▸ The problem:
Return an exact copy of the entries, skipping any picture you find.
Start of Supplied material
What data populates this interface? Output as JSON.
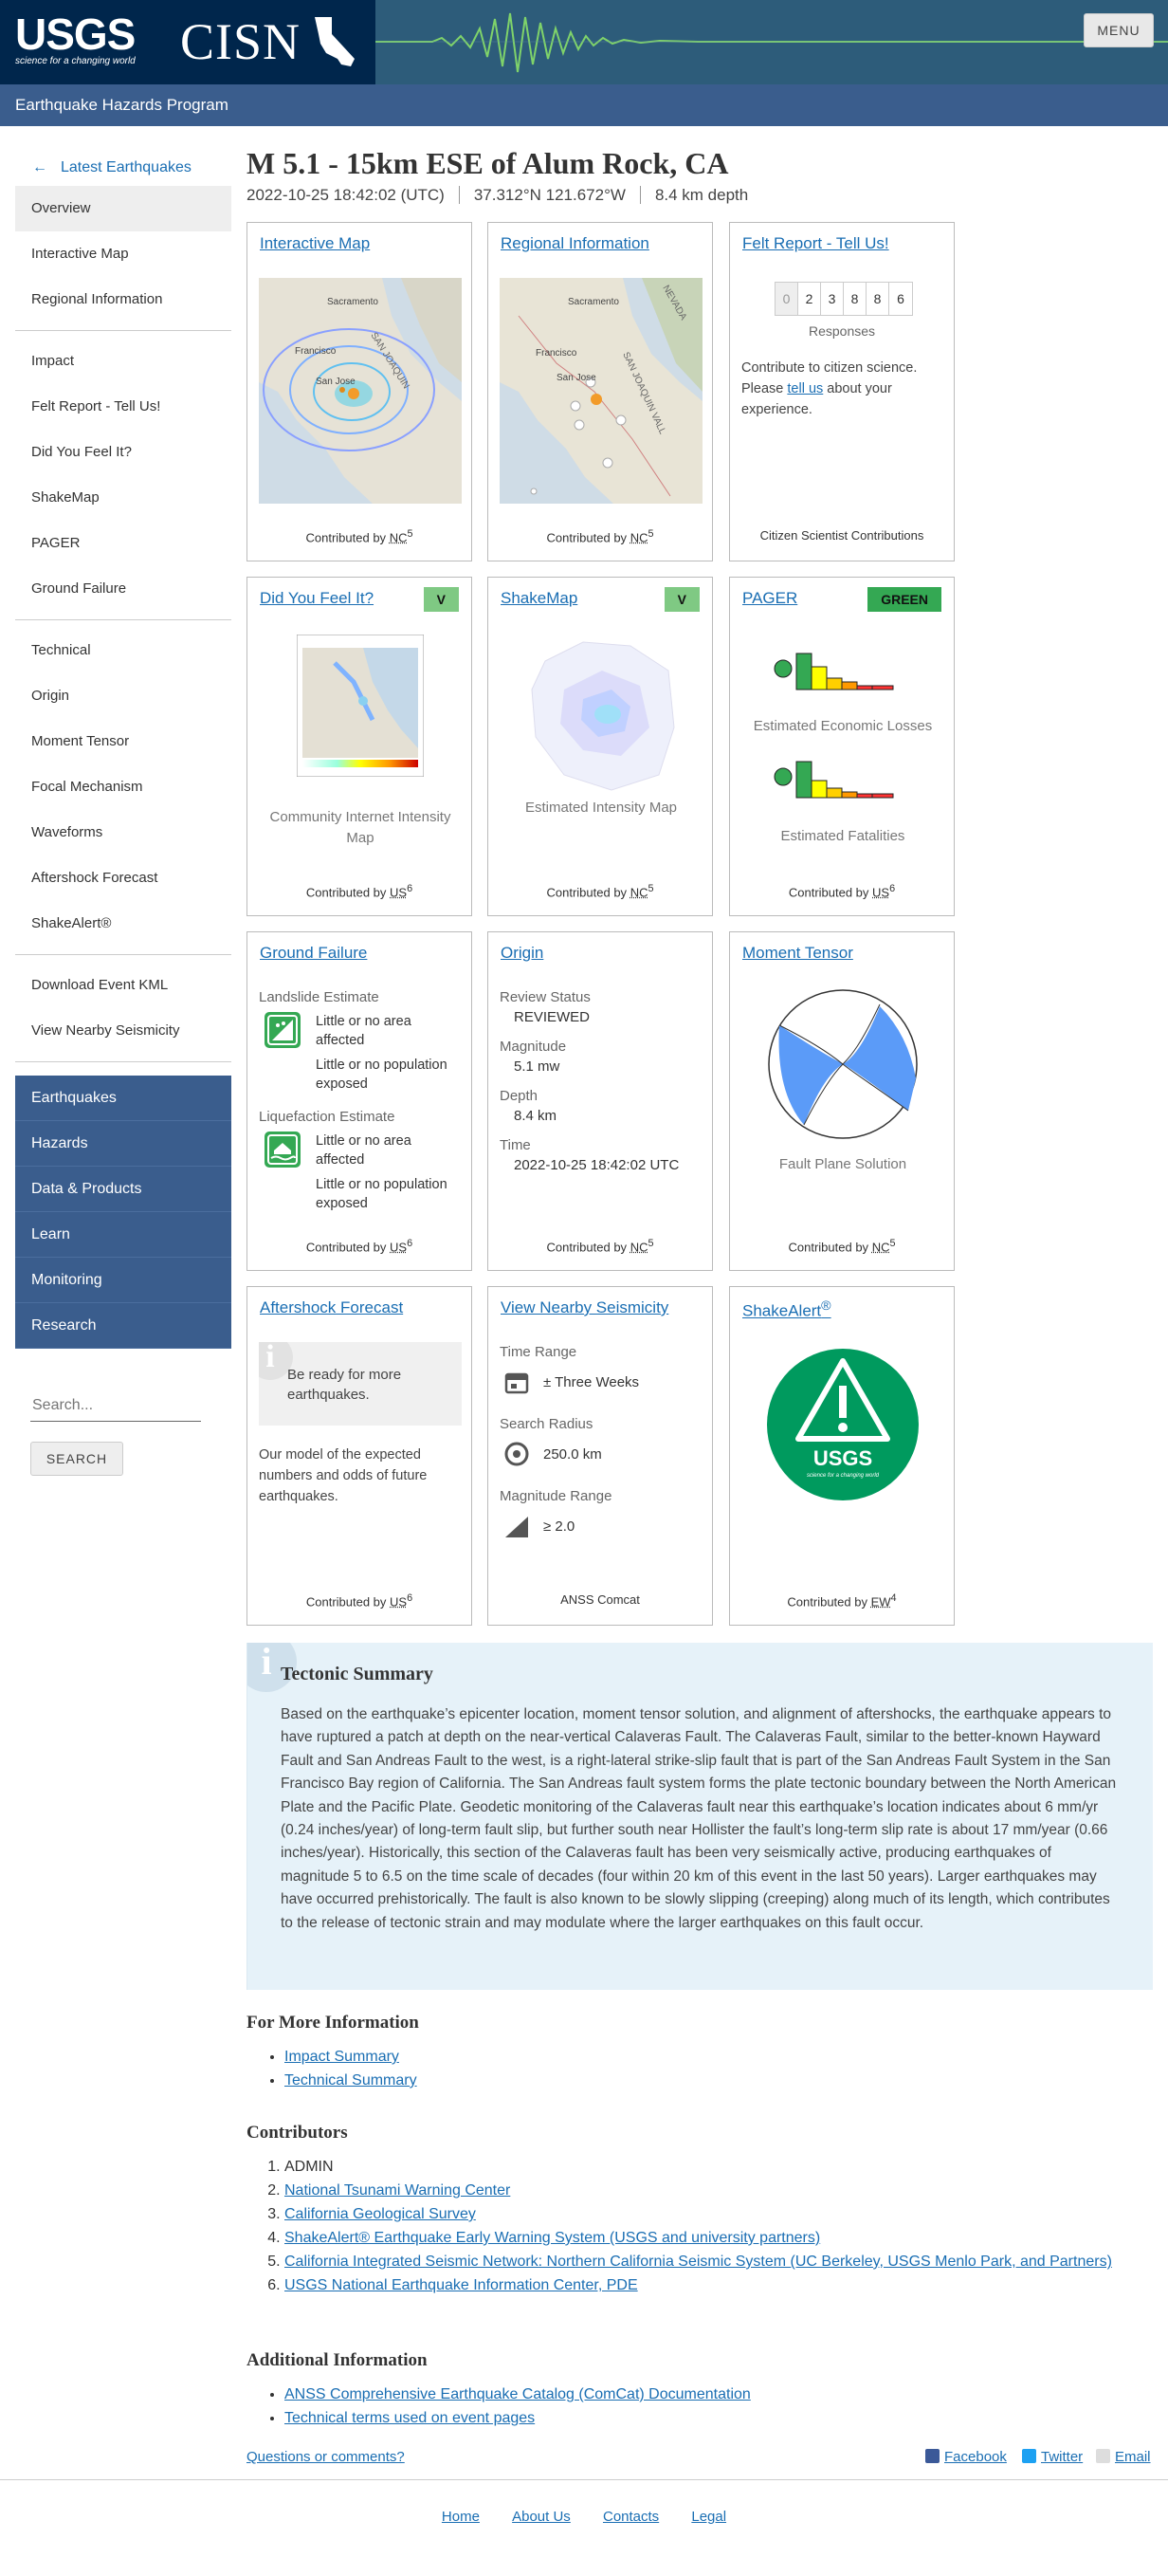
{
  "header": {
    "usgs_logo": "USGS",
    "usgs_tagline": "science for a changing world",
    "cisn_logo": "CISN",
    "menu_label": "MENU",
    "program": "Earthquake Hazards Program"
  },
  "sidebar": {
    "back_label": "Latest Earthquakes",
    "group1": [
      "Overview",
      "Interactive Map",
      "Regional Information"
    ],
    "group2": [
      "Impact",
      "Felt Report - Tell Us!",
      "Did You Feel It?",
      "ShakeMap",
      "PAGER",
      "Ground Failure"
    ],
    "group3": [
      "Technical",
      "Origin",
      "Moment Tensor",
      "Focal Mechanism",
      "Waveforms",
      "Aftershock Forecast",
      "ShakeAlert®"
    ],
    "group4": [
      "Download Event KML",
      "View Nearby Seismicity"
    ],
    "blue": [
      "Earthquakes",
      "Hazards",
      "Data & Products",
      "Learn",
      "Monitoring",
      "Research"
    ],
    "search_placeholder": "Search...",
    "search_button": "SEARCH"
  },
  "event": {
    "title": "M 5.1 - 15km ESE of Alum Rock, CA",
    "time": "2022-10-25 18:42:02 (UTC)",
    "location": "37.312°N 121.672°W",
    "depth": "8.4 km depth"
  },
  "cards": {
    "interactive_map": {
      "title": "Interactive Map",
      "contrib": "Contributed by",
      "net": "NC",
      "sup": "5",
      "labels": [
        "Sacramento",
        "Francisco",
        "San Jose",
        "SAN JOAQUIN"
      ]
    },
    "regional": {
      "title": "Regional Information",
      "contrib": "Contributed by",
      "net": "NC",
      "sup": "5",
      "labels": [
        "Sacramento",
        "Francisco",
        "San Jose",
        "SAN JOAQUIN VALL",
        "NEVADA"
      ]
    },
    "felt": {
      "title": "Felt Report - Tell Us!",
      "counts": [
        "0",
        "2",
        "3",
        "8",
        "8",
        "6"
      ],
      "responses": "Responses",
      "text1": "Contribute to citizen science. Please",
      "link": "tell us",
      "text2": "about your experience.",
      "footer": "Citizen Scientist Contributions"
    },
    "dyfi": {
      "title": "Did You Feel It?",
      "badge": "V",
      "caption": "Community Internet Intensity Map",
      "contrib": "Contributed by",
      "net": "US",
      "sup": "6"
    },
    "shakemap": {
      "title": "ShakeMap",
      "badge": "V",
      "caption": "Estimated Intensity Map",
      "contrib": "Contributed by",
      "net": "NC",
      "sup": "5"
    },
    "pager": {
      "title": "PAGER",
      "badge": "GREEN",
      "caption1": "Estimated Economic Losses",
      "caption2": "Estimated Fatalities",
      "contrib": "Contributed by",
      "net": "US",
      "sup": "6"
    },
    "ground_failure": {
      "title": "Ground Failure",
      "landslide": "Landslide Estimate",
      "liquefaction": "Liquefaction Estimate",
      "area": "Little or no area affected",
      "pop": "Little or no population exposed",
      "contrib": "Contributed by",
      "net": "US",
      "sup": "6"
    },
    "origin": {
      "title": "Origin",
      "review_label": "Review Status",
      "review": "REVIEWED",
      "mag_label": "Magnitude",
      "mag": "5.1 mw",
      "depth_label": "Depth",
      "depth": "8.4 km",
      "time_label": "Time",
      "time": "2022-10-25 18:42:02 UTC",
      "contrib": "Contributed by",
      "net": "NC",
      "sup": "5"
    },
    "moment_tensor": {
      "title": "Moment Tensor",
      "caption": "Fault Plane Solution",
      "contrib": "Contributed by",
      "net": "NC",
      "sup": "5"
    },
    "aftershock": {
      "title": "Aftershock Forecast",
      "box": "Be ready for more earthquakes.",
      "text": "Our model of the expected numbers and odds of future earthquakes.",
      "contrib": "Contributed by",
      "net": "US",
      "sup": "6"
    },
    "nearby": {
      "title": "View Nearby Seismicity",
      "time_label": "Time Range",
      "time": "± Three Weeks",
      "radius_label": "Search Radius",
      "radius": "250.0 km",
      "mag_label": "Magnitude Range",
      "mag": "≥ 2.0",
      "footer": "ANSS Comcat"
    },
    "shakealert": {
      "title": "ShakeAlert",
      "title_sup": "®",
      "logo": "USGS",
      "logo_tag": "science for a changing world",
      "contrib": "Contributed by",
      "net": "EW",
      "sup": "4"
    }
  },
  "tectonic": {
    "title": "Tectonic Summary",
    "body": "Based on the earthquake’s epicenter location, moment tensor solution, and alignment of aftershocks, the earthquake appears to have ruptured a patch at depth on the near-vertical Calaveras Fault. The Calaveras Fault, similar to the better-known Hayward Fault and San Andreas Fault to the west, is a right-lateral strike-slip fault that is part of the San Andreas Fault System in the San Francisco Bay region of California. The San Andreas fault system forms the plate tectonic boundary between the North American Plate and the Pacific Plate. Geodetic monitoring of the Calaveras fault near this earthquake’s location indicates about 6 mm/yr (0.24 inches/year) of long-term fault slip, but further south near Hollister the fault’s long-term slip rate is about 17 mm/year (0.66 inches/year). Historically, this section of the Calaveras fault has been very seismically active, producing earthquakes of magnitude 5 to 6.5 on the time scale of decades (four within 20 km of this event in the last 50 years). Larger earthquakes may have occurred prehistorically. The fault is also known to be slowly slipping (creeping) along much of its length, which contributes to the release of tectonic strain and may modulate where the larger earthquakes on this fault occur."
  },
  "more_info": {
    "title": "For More Information",
    "links": [
      "Impact Summary",
      "Technical Summary"
    ]
  },
  "contributors": {
    "title": "Contributors",
    "items": [
      "ADMIN",
      "National Tsunami Warning Center",
      "California Geological Survey",
      "ShakeAlert® Earthquake Early Warning System (USGS and university partners)",
      "California Integrated Seismic Network: Northern California Seismic System (UC Berkeley, USGS Menlo Park, and Partners)",
      "USGS National Earthquake Information Center, PDE"
    ]
  },
  "additional": {
    "title": "Additional Information",
    "links": [
      "ANSS Comprehensive Earthquake Catalog (ComCat) Documentation",
      "Technical terms used on event pages"
    ]
  },
  "bottom": {
    "questions": "Questions or comments?",
    "facebook": "Facebook",
    "twitter": "Twitter",
    "email": "Email"
  },
  "footer": {
    "links": [
      "Home",
      "About Us",
      "Contacts",
      "Legal"
    ]
  },
  "colors": {
    "navy": "#00264c",
    "blue": "#3a5d8d",
    "link": "#1a6eb3",
    "badge_v": "#7fc983",
    "badge_green": "#34a853",
    "tectonic_bg": "#e6f2f9"
  }
}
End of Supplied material
▸ Exercise answer:
What data populates this interface? Output as JSON.
{
  "header": {
    "usgs_logo": "USGS",
    "usgs_tagline": "science for a changing world",
    "cisn_logo": "CISN",
    "menu_label": "MENU",
    "program": "Earthquake Hazards Program"
  },
  "sidebar": {
    "back_label": "Latest Earthquakes",
    "group1": [
      "Overview",
      "Interactive Map",
      "Regional Information"
    ],
    "group2": [
      "Impact",
      "Felt Report - Tell Us!",
      "Did You Feel It?",
      "ShakeMap",
      "PAGER",
      "Ground Failure"
    ],
    "group3": [
      "Technical",
      "Origin",
      "Moment Tensor",
      "Focal Mechanism",
      "Waveforms",
      "Aftershock Forecast",
      "ShakeAlert®"
    ],
    "group4": [
      "Download Event KML",
      "View Nearby Seismicity"
    ],
    "blue": [
      "Earthquakes",
      "Hazards",
      "Data & Products",
      "Learn",
      "Monitoring",
      "Research"
    ],
    "search_placeholder": "Search...",
    "search_button": "SEARCH"
  },
  "event": {
    "title": "M 5.1 - 15km ESE of Alum Rock, CA",
    "time": "2022-10-25 18:42:02 (UTC)",
    "location": "37.312°N 121.672°W",
    "depth": "8.4 km depth"
  },
  "cards": {
    "interactive_map": {
      "title": "Interactive Map",
      "contrib": "Contributed by",
      "net": "NC",
      "sup": "5",
      "labels": [
        "Sacramento",
        "Francisco",
        "San Jose",
        "SAN JOAQUIN"
      ]
    },
    "regional": {
      "title": "Regional Information",
      "contrib": "Contributed by",
      "net": "NC",
      "sup": "5",
      "labels": [
        "Sacramento",
        "Francisco",
        "San Jose",
        "SAN JOAQUIN VALL",
        "NEVADA"
      ]
    },
    "felt": {
      "title": "Felt Report - Tell Us!",
      "counts": [
        "0",
        "2",
        "3",
        "8",
        "8",
        "6"
      ],
      "responses": "Responses",
      "text1": "Contribute to citizen science. Please",
      "link": "tell us",
      "text2": "about your experience.",
      "footer": "Citizen Scientist Contributions"
    },
    "dyfi": {
      "title": "Did You Feel It?",
      "badge": "V",
      "caption": "Community Internet Intensity Map",
      "contrib": "Contributed by",
      "net": "US",
      "sup": "6"
    },
    "shakemap": {
      "title": "ShakeMap",
      "badge": "V",
      "caption": "Estimated Intensity Map",
      "contrib": "Contributed by",
      "net": "NC",
      "sup": "5"
    },
    "pager": {
      "title": "PAGER",
      "badge": "GREEN",
      "caption1": "Estimated Economic Losses",
      "caption2": "Estimated Fatalities",
      "contrib": "Contributed by",
      "net": "US",
      "sup": "6"
    },
    "ground_failure": {
      "title": "Ground Failure",
      "landslide": "Landslide Estimate",
      "liquefaction": "Liquefaction Estimate",
      "area": "Little or no area affected",
      "pop": "Little or no population exposed",
      "contrib": "Contributed by",
      "net": "US",
      "sup": "6"
    },
    "origin": {
      "title": "Origin",
      "review_label": "Review Status",
      "review": "REVIEWED",
      "mag_label": "Magnitude",
      "mag": "5.1 mw",
      "depth_label": "Depth",
      "depth": "8.4 km",
      "time_label": "Time",
      "time": "2022-10-25 18:42:02 UTC",
      "contrib": "Contributed by",
      "net": "NC",
      "sup": "5"
    },
    "moment_tensor": {
      "title": "Moment Tensor",
      "caption": "Fault Plane Solution",
      "contrib": "Contributed by",
      "net": "NC",
      "sup": "5"
    },
    "aftershock": {
      "title": "Aftershock Forecast",
      "box": "Be ready for more earthquakes.",
      "text": "Our model of the expected numbers and odds of future earthquakes.",
      "contrib": "Contributed by",
      "net": "US",
      "sup": "6"
    },
    "nearby": {
      "title": "View Nearby Seismicity",
      "time_label": "Time Range",
      "time": "± Three Weeks",
      "radius_label": "Search Radius",
      "radius": "250.0 km",
      "mag_label": "Magnitude Range",
      "mag": "≥ 2.0",
      "footer": "ANSS Comcat"
    },
    "shakealert": {
      "title": "ShakeAlert",
      "title_sup": "®",
      "logo": "USGS",
      "logo_tag": "science for a changing world",
      "contrib": "Contributed by",
      "net": "EW",
      "sup": "4"
    }
  },
  "tectonic": {
    "title": "Tectonic Summary",
    "body": "Based on the earthquake’s epicenter location, moment tensor solution, and alignment of aftershocks, the earthquake appears to have ruptured a patch at depth on the near-vertical Calaveras Fault. The Calaveras Fault, similar to the better-known Hayward Fault and San Andreas Fault to the west, is a right-lateral strike-slip fault that is part of the San Andreas Fault System in the San Francisco Bay region of California. The San Andreas fault system forms the plate tectonic boundary between the North American Plate and the Pacific Plate. Geodetic monitoring of the Calaveras fault near this earthquake’s location indicates about 6 mm/yr (0.24 inches/year) of long-term fault slip, but further south near Hollister the fault’s long-term slip rate is about 17 mm/year (0.66 inches/year). Historically, this section of the Calaveras fault has been very seismically active, producing earthquakes of magnitude 5 to 6.5 on the time scale of decades (four within 20 km of this event in the last 50 years). Larger earthquakes may have occurred prehistorically. The fault is also known to be slowly slipping (creeping) along much of its length, which contributes to the release of tectonic strain and may modulate where the larger earthquakes on this fault occur."
  },
  "more_info": {
    "title": "For More Information",
    "links": [
      "Impact Summary",
      "Technical Summary"
    ]
  },
  "contributors": {
    "title": "Contributors",
    "items": [
      "ADMIN",
      "National Tsunami Warning Center",
      "California Geological Survey",
      "ShakeAlert® Earthquake Early Warning System (USGS and university partners)",
      "California Integrated Seismic Network: Northern California Seismic System (UC Berkeley, USGS Menlo Park, and Partners)",
      "USGS National Earthquake Information Center, PDE"
    ]
  },
  "additional": {
    "title": "Additional Information",
    "links": [
      "ANSS Comprehensive Earthquake Catalog (ComCat) Documentation",
      "Technical terms used on event pages"
    ]
  },
  "bottom": {
    "questions": "Questions or comments?",
    "facebook": "Facebook",
    "twitter": "Twitter",
    "email": "Email"
  },
  "footer": {
    "links": [
      "Home",
      "About Us",
      "Contacts",
      "Legal"
    ]
  },
  "colors": {
    "navy": "#00264c",
    "blue": "#3a5d8d",
    "link": "#1a6eb3",
    "badge_v": "#7fc983",
    "badge_green": "#34a853",
    "tectonic_bg": "#e6f2f9"
  }
}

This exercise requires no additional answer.